Welcome, to Open Varsity! This is The Varsity, U of T’s student newspaper’s new engineering blog.
In our first blog post, I want to go over why I made Open Varsity and what content you can expect from this blog.
What is Open Varsity?
The goal for Open Varsity is to have a platform to communicate the challenges in building and maintaining Canada’s largest student newspaper.
As a way to document the problems we face and the solutions we find to them, this serves two purposes. It helps other people who are facing the same problems use our solutions, and acts as a form of documentation for future Varsity engineering teams.
Why make Open Varsity?
So I joined as The Varsity’s back-end web developer in June, 2020. (Yes, I got a job in the high of the pandemic; I am as surprised as others.)
When I joined, I realized that, in past years, the organization had been very closed off in terms of its engineering and opening up how things are made, or even internally documenting the process.
I wanted to change that, make the organization more open, showcasing our code and our solutions. I also wanted to push for a strong documentation of not only the code itself, but the thought process of the engineering team, and felt this would be a great way to do so.
Finally, while talking to a friend, I also realized there was a lot of confusion about the kind of engineering that’s required by a student newspaper, and he suggested talking about it.
What to expect?
Personally, I am not sure what my plan for this blog is entirely except that I want it to exist.
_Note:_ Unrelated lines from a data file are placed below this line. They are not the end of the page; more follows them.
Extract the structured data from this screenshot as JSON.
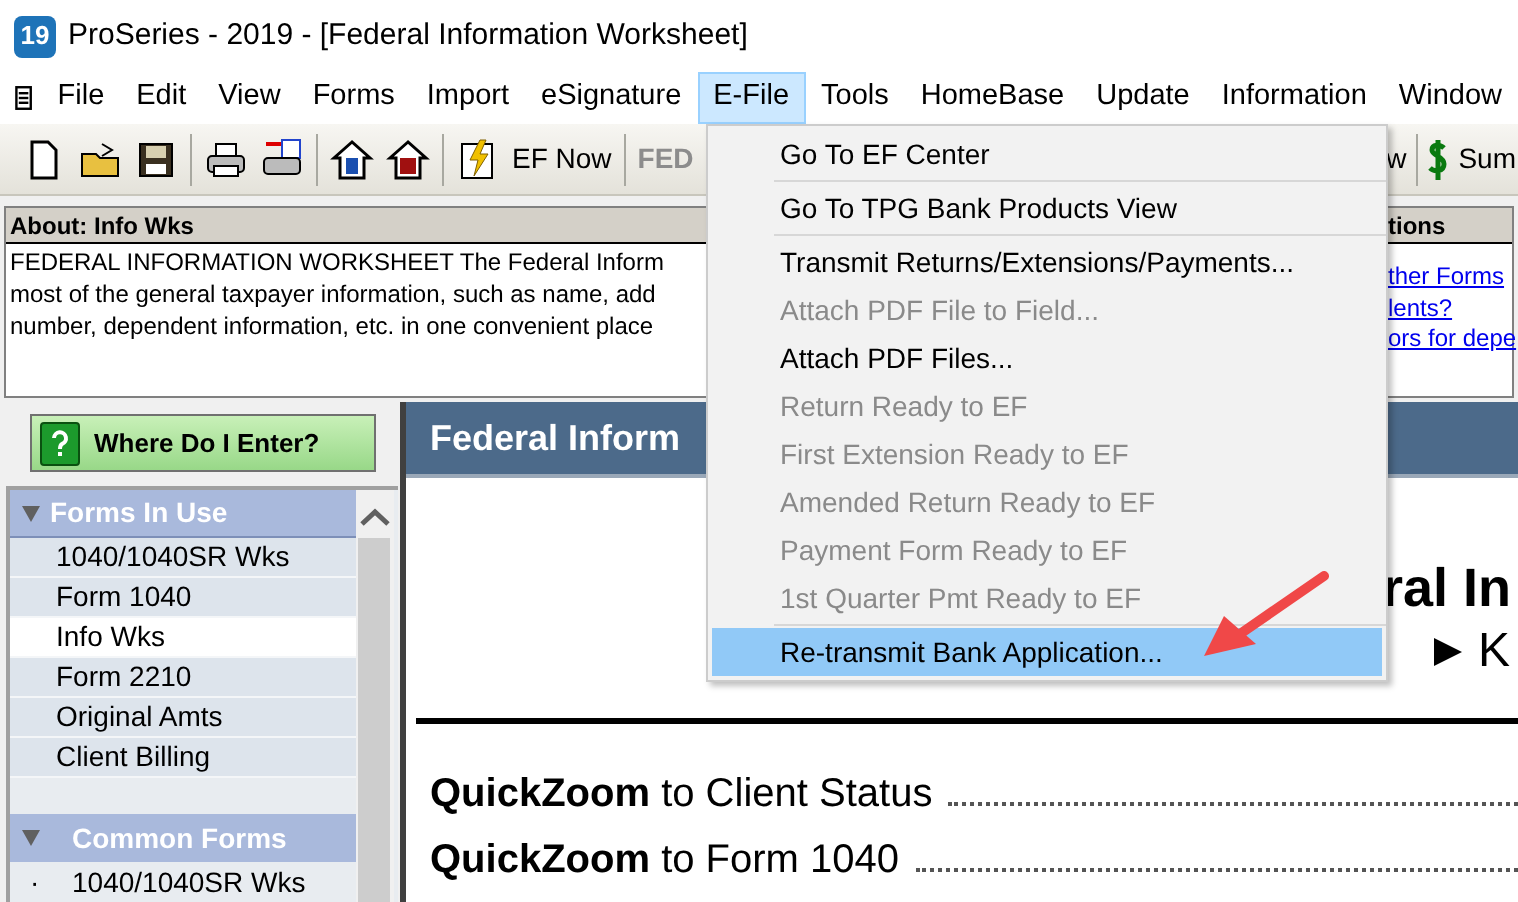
{
  "title_bar": {
    "app_badge": "19",
    "title": "ProSeries - 2019 - [Federal Information Worksheet]"
  },
  "menu_bar": {
    "items": [
      {
        "label": "File",
        "selected": false
      },
      {
        "label": "Edit",
        "selected": false
      },
      {
        "label": "View",
        "selected": false
      },
      {
        "label": "Forms",
        "selected": false
      },
      {
        "label": "Import",
        "selected": false
      },
      {
        "label": "eSignature",
        "selected": false
      },
      {
        "label": "E-File",
        "selected": true
      },
      {
        "label": "Tools",
        "selected": false
      },
      {
        "label": "HomeBase",
        "selected": false
      },
      {
        "label": "Update",
        "selected": false
      },
      {
        "label": "Information",
        "selected": false
      },
      {
        "label": "Window",
        "selected": false
      }
    ]
  },
  "toolbar": {
    "left_buttons": [
      {
        "label": "EF Now",
        "disabled": false
      },
      {
        "label": "FED",
        "disabled": true
      }
    ],
    "right_buttons": [
      {
        "label": "w"
      },
      {
        "label": "Sum"
      }
    ]
  },
  "about_panel": {
    "title": "About: Info Wks",
    "lines": [
      "FEDERAL INFORMATION WORKSHEET The Federal Inform",
      "most of the general taxpayer information, such as name, add",
      "number, dependent information, etc. in one convenient place"
    ],
    "right_title": "tions",
    "links": [
      "ther Forms",
      "lents?",
      "ors for depe"
    ]
  },
  "where_do_i_enter": {
    "label": "Where Do I Enter?"
  },
  "forms_in_use": {
    "title": "Forms In Use",
    "items": [
      {
        "label": "1040/1040SR Wks",
        "selected": false
      },
      {
        "label": "Form 1040",
        "selected": false
      },
      {
        "label": "Info Wks",
        "selected": true
      },
      {
        "label": "Form 2210",
        "selected": false
      },
      {
        "label": "Original Amts",
        "selected": false
      },
      {
        "label": "Client Billing",
        "selected": false
      }
    ]
  },
  "common_forms": {
    "title": "Common Forms",
    "items": [
      {
        "marker": "·",
        "label": "1040/1040SR Wks"
      }
    ]
  },
  "form": {
    "header": "Federal Inform",
    "heading": "ral In",
    "subheading": "K",
    "quickzoom": [
      {
        "text": "**QuickZoom** to Client Status"
      },
      {
        "text": "**QuickZoom** to Form 1040"
      }
    ]
  },
  "efile_menu": {
    "items": [
      {
        "kind": "item",
        "label": "Go To EF Center",
        "disabled": false,
        "selected": false
      },
      {
        "kind": "separator"
      },
      {
        "kind": "item",
        "label": "Go To TPG Bank Products View",
        "disabled": false,
        "selected": false
      },
      {
        "kind": "separator"
      },
      {
        "kind": "item",
        "label": "Transmit Returns/Extensions/Payments...",
        "disabled": false,
        "selected": false
      },
      {
        "kind": "item",
        "label": "Attach PDF File to Field...",
        "disabled": true,
        "selected": false
      },
      {
        "kind": "item",
        "label": "Attach PDF Files...",
        "disabled": false,
        "selected": false
      },
      {
        "kind": "item",
        "label": "Return Ready to EF",
        "disabled": true,
        "selected": false
      },
      {
        "kind": "item",
        "label": "First Extension Ready to EF",
        "disabled": true,
        "selected": false
      },
      {
        "kind": "item",
        "label": "Amended Return Ready to EF",
        "disabled": true,
        "selected": false
      },
      {
        "kind": "item",
        "label": "Payment Form Ready to EF",
        "disabled": true,
        "selected": false
      },
      {
        "kind": "item",
        "label": "1st Quarter Pmt Ready to EF",
        "disabled": true,
        "selected": false
      },
      {
        "kind": "separator"
      },
      {
        "kind": "item",
        "label": "Re-transmit Bank Application...",
        "disabled": false,
        "selected": true
      }
    ]
  }
}
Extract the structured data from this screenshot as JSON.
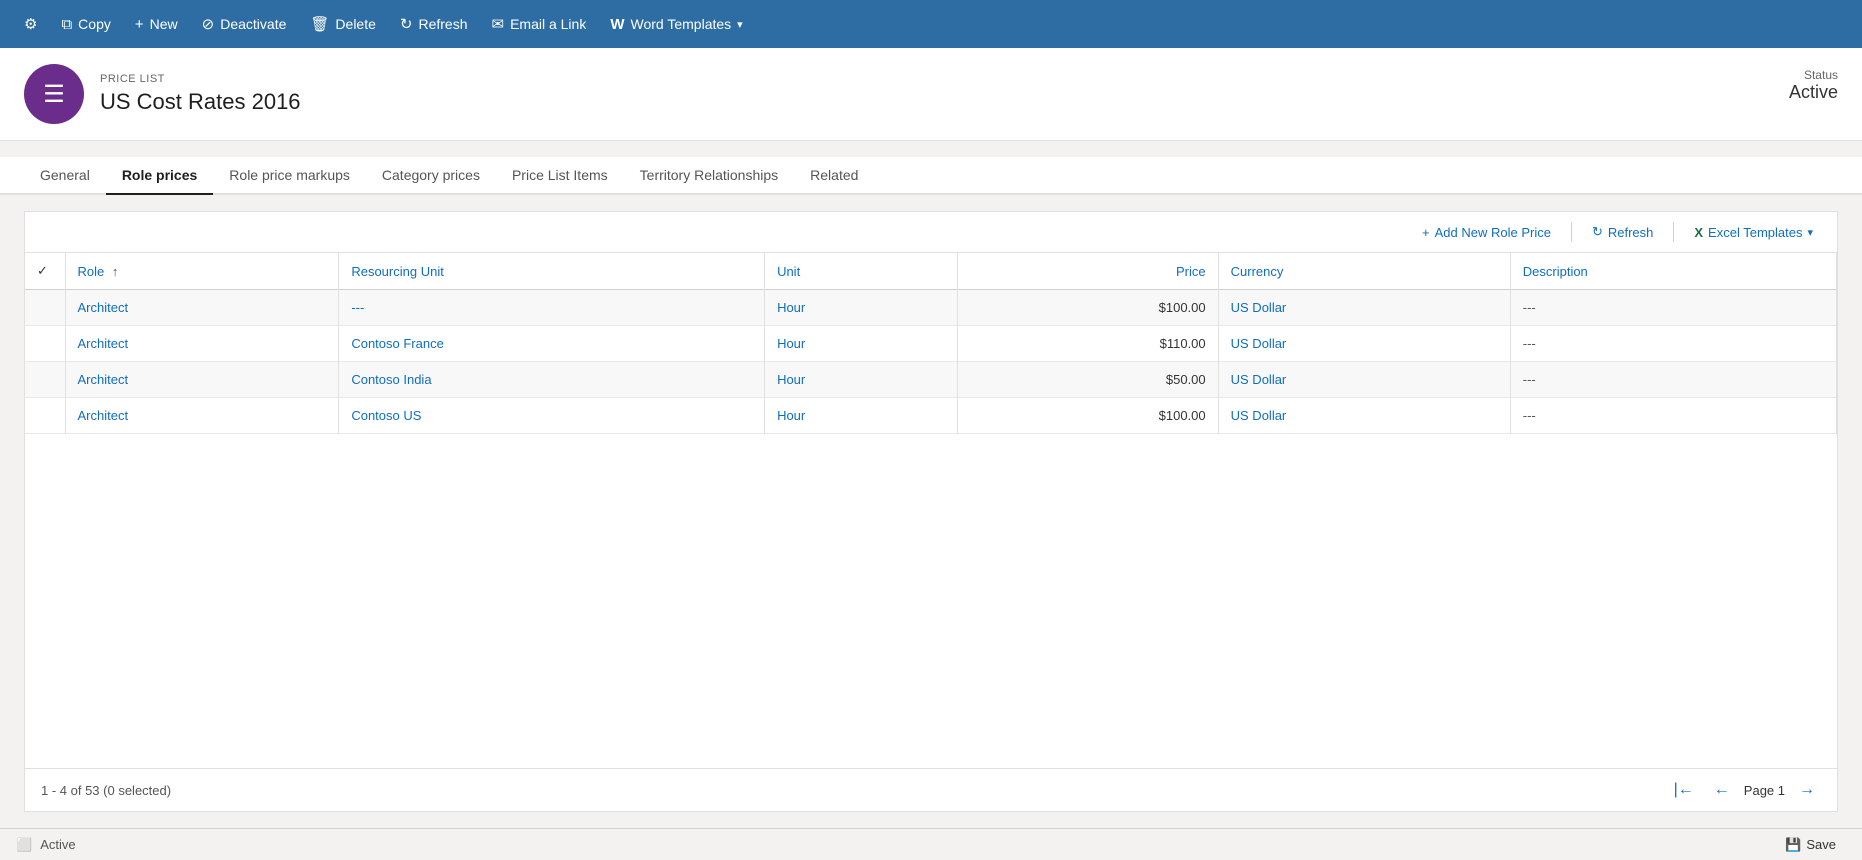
{
  "toolbar": {
    "buttons": [
      {
        "id": "settings",
        "label": "",
        "icon": "⚙"
      },
      {
        "id": "copy",
        "label": "Copy",
        "icon": "⧉"
      },
      {
        "id": "new",
        "label": "New",
        "icon": "+"
      },
      {
        "id": "deactivate",
        "label": "Deactivate",
        "icon": "⊘"
      },
      {
        "id": "delete",
        "label": "Delete",
        "icon": "🗑"
      },
      {
        "id": "refresh",
        "label": "Refresh",
        "icon": "↻"
      },
      {
        "id": "email",
        "label": "Email a Link",
        "icon": "✉"
      },
      {
        "id": "word",
        "label": "Word Templates",
        "icon": "W",
        "dropdown": true
      }
    ]
  },
  "record": {
    "type": "PRICE LIST",
    "name": "US Cost Rates 2016",
    "status_label": "Status",
    "status_value": "Active",
    "avatar_icon": "☰"
  },
  "tabs": {
    "items": [
      {
        "id": "general",
        "label": "General",
        "active": false
      },
      {
        "id": "role-prices",
        "label": "Role prices",
        "active": true
      },
      {
        "id": "role-price-markups",
        "label": "Role price markups",
        "active": false
      },
      {
        "id": "category-prices",
        "label": "Category prices",
        "active": false
      },
      {
        "id": "price-list-items",
        "label": "Price List Items",
        "active": false
      },
      {
        "id": "territory-relationships",
        "label": "Territory Relationships",
        "active": false
      },
      {
        "id": "related",
        "label": "Related",
        "active": false
      }
    ]
  },
  "grid": {
    "toolbar": {
      "add_label": "Add New Role Price",
      "refresh_label": "Refresh",
      "excel_label": "Excel Templates"
    },
    "columns": [
      {
        "id": "check",
        "label": ""
      },
      {
        "id": "role",
        "label": "Role",
        "sortable": true
      },
      {
        "id": "resourcing-unit",
        "label": "Resourcing Unit"
      },
      {
        "id": "unit",
        "label": "Unit"
      },
      {
        "id": "price",
        "label": "Price"
      },
      {
        "id": "currency",
        "label": "Currency"
      },
      {
        "id": "description",
        "label": "Description"
      }
    ],
    "rows": [
      {
        "role": "Architect",
        "resourcing_unit": "---",
        "unit": "Hour",
        "price": "$100.00",
        "currency": "US Dollar",
        "description": "---"
      },
      {
        "role": "Architect",
        "resourcing_unit": "Contoso France",
        "unit": "Hour",
        "price": "$110.00",
        "currency": "US Dollar",
        "description": "---"
      },
      {
        "role": "Architect",
        "resourcing_unit": "Contoso India",
        "unit": "Hour",
        "price": "$50.00",
        "currency": "US Dollar",
        "description": "---"
      },
      {
        "role": "Architect",
        "resourcing_unit": "Contoso US",
        "unit": "Hour",
        "price": "$100.00",
        "currency": "US Dollar",
        "description": "---"
      }
    ],
    "footer": {
      "count_text": "1 - 4 of 53 (0 selected)",
      "page_label": "Page 1"
    }
  },
  "status_bar": {
    "status": "Active",
    "save_label": "Save"
  }
}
I do have a few ideas for things I think could be interesting. One idea I am excited about is a series of blogs detailing every time I’ve crashed the website, how I managed to do it, and how I resolved it. Additionally, I also want to have in some form, a development blog, in the sense that I talk through the process of building something, not necessarily as a tutorial, but rather working through our thought process.
Finally, due to the pandemic, definitely expect a lot of coverage about how a student newspaper transitions a lot of its print media into digital content.
The first of this kind of transition would be the Varsity handbook; normally this is a printed book given to every first-year student in their orientation kit, but due to COVID-19 we are transitioning it into a digital handbook.
The Varsity has been lucky enough to be in line to receive GPT-3 access from OpenAI through Ilya Sutskever, one of the co-founders of OpenAI and a U of T alum. Once we receive access can definitely expect content related to experimentation with GPT-3 and how it can be used in a news platform.
How this blog was made?
A lot of the engineering behind a student newspaper has to do with content management, and I wanted to quickly throw together a blog, but not use a legacy content-management system like WordPress.
So I took the challenge to learn Gatsby and use Netlify CMS. After messing around with Gatsby and JAMStack for a bit, I realized it would be faster if I used a Gatsby starter.
I will make another blog post about how I was originally building out the blog — how I started learning Gatsby, what problems I ran into with it, and what I liked — then how I actually built this blog out and about how amazing Gatsby Component Shadowing is as a concept and how useful it is.
1gatsby new novela-site https://github.com/narative/gatsby-starter-novela2gatsby develop